> _Stored data_
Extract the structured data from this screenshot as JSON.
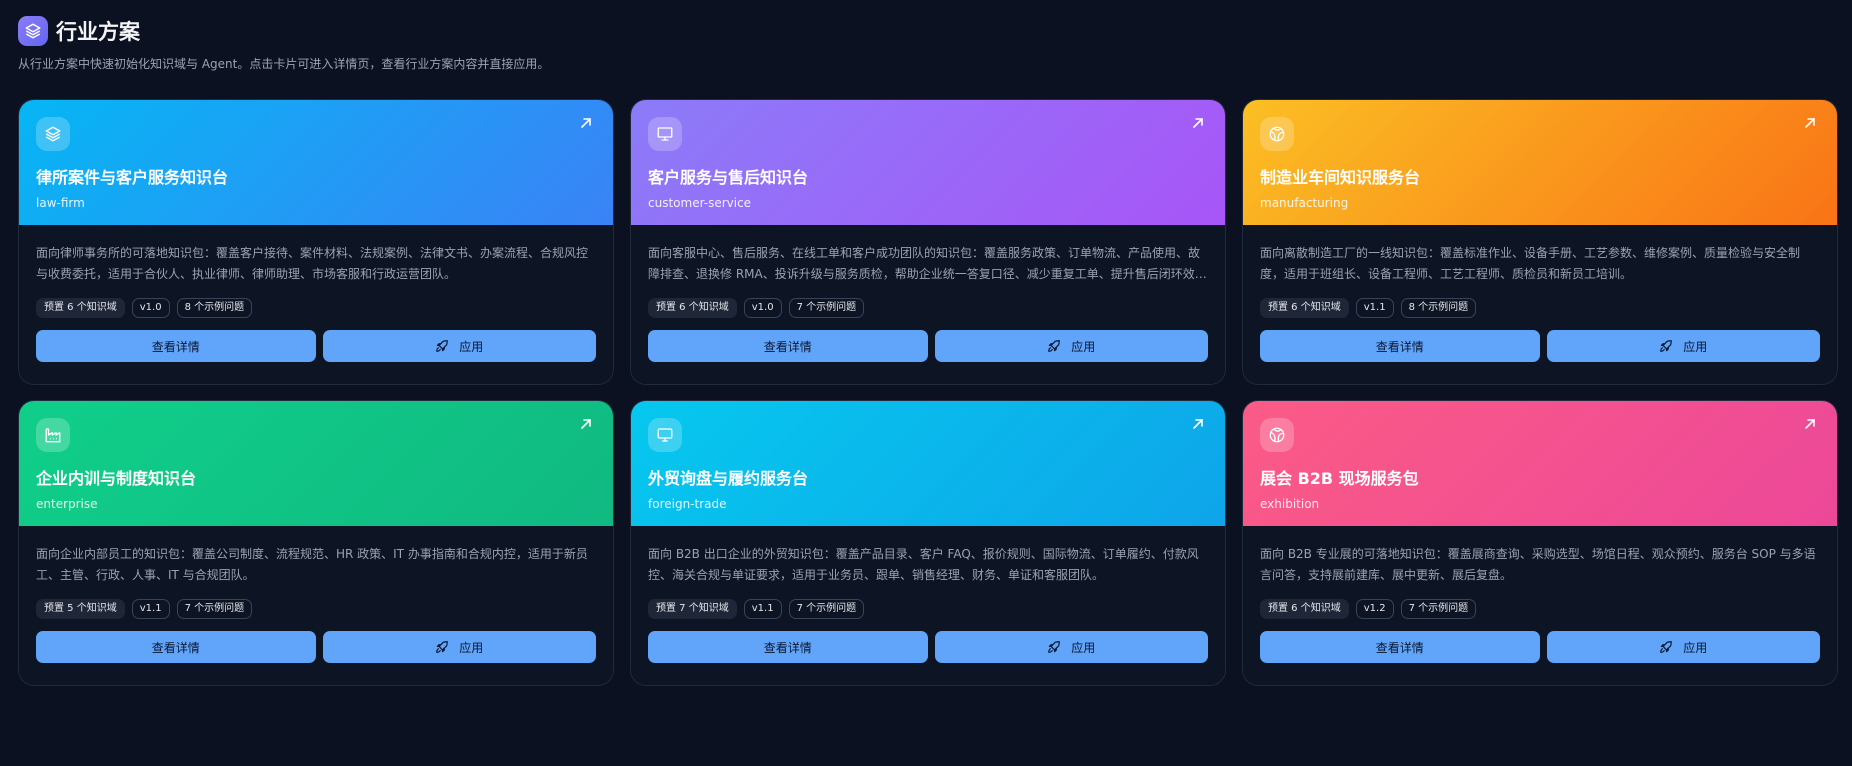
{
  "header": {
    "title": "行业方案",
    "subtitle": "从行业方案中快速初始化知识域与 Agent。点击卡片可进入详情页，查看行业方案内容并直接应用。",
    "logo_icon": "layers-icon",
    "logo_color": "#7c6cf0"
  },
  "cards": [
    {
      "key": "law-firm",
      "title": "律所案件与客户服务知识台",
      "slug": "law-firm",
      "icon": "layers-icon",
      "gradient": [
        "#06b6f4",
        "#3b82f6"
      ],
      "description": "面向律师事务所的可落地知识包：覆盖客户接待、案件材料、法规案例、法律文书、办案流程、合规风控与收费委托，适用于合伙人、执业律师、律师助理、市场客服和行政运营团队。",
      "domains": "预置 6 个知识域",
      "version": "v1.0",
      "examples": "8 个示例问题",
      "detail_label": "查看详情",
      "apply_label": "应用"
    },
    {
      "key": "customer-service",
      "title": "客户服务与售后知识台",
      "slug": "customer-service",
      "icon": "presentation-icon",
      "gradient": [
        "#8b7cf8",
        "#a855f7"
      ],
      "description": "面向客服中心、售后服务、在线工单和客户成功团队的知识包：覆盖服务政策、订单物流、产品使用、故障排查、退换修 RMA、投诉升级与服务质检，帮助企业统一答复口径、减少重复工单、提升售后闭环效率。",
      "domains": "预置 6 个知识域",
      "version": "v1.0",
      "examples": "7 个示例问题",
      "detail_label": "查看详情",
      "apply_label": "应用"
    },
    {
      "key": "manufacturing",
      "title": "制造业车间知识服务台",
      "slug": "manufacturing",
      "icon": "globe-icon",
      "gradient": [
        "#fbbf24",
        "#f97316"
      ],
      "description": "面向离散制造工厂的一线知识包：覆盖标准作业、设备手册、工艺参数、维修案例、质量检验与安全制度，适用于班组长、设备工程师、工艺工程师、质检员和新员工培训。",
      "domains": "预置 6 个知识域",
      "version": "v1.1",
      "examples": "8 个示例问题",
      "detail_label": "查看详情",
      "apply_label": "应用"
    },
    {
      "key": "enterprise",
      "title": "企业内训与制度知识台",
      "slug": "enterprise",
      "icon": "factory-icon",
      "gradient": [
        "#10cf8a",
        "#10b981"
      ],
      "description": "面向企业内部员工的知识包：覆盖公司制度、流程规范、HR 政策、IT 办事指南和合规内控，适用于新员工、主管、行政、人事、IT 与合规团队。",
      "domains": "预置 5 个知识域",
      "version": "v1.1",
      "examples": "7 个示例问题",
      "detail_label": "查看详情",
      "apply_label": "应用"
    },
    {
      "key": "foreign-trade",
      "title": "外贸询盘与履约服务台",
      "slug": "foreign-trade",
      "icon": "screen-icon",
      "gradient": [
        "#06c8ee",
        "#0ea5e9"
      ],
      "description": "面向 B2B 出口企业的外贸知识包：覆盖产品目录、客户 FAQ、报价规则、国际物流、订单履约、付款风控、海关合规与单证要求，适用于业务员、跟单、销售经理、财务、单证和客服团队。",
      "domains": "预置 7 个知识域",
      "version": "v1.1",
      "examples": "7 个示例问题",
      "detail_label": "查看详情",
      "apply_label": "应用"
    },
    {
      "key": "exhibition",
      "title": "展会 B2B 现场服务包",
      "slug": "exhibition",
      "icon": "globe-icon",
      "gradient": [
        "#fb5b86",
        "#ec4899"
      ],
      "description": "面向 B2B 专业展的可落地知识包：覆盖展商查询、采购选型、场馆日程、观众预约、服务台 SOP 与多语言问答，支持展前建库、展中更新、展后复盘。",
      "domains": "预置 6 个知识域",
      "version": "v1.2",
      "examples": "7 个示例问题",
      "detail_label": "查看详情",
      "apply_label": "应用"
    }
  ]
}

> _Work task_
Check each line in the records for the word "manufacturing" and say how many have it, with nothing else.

> _Solution for this problem_
2